··· Exercise material ···
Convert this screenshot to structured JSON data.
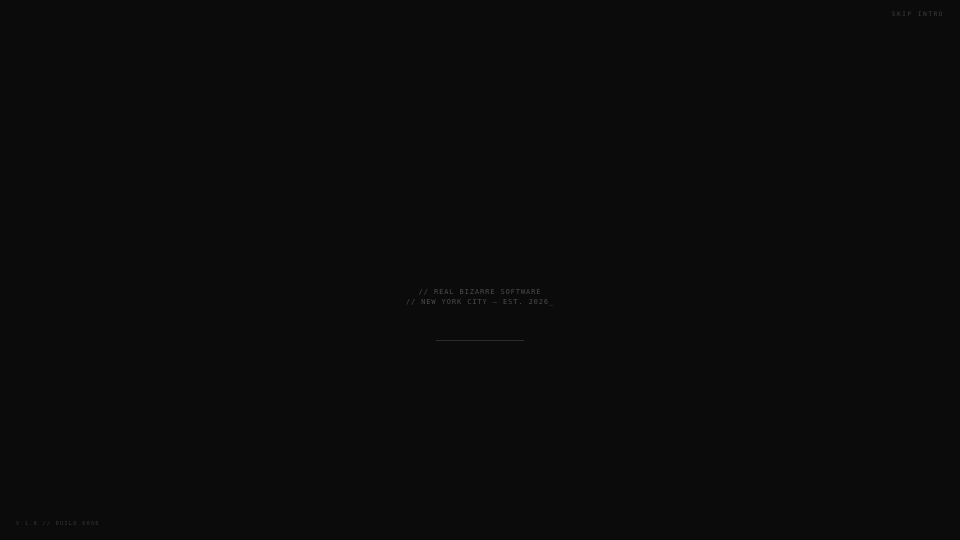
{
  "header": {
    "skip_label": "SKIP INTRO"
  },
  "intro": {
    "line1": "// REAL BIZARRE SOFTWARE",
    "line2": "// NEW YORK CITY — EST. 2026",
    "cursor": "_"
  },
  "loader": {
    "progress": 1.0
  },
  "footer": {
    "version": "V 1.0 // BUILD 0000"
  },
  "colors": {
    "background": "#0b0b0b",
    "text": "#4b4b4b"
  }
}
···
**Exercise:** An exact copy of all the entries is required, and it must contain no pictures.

**Exercise solution:**
Convert this screenshot to structured JSON data.
{
  "header": {
    "skip_label": "SKIP INTRO"
  },
  "intro": {
    "line1": "// REAL BIZARRE SOFTWARE",
    "line2": "// NEW YORK CITY — EST. 2026",
    "cursor": "_"
  },
  "loader": {
    "progress": 1.0
  },
  "footer": {
    "version": "V 1.0 // BUILD 0000"
  },
  "colors": {
    "background": "#0b0b0b",
    "text": "#4b4b4b"
  }
}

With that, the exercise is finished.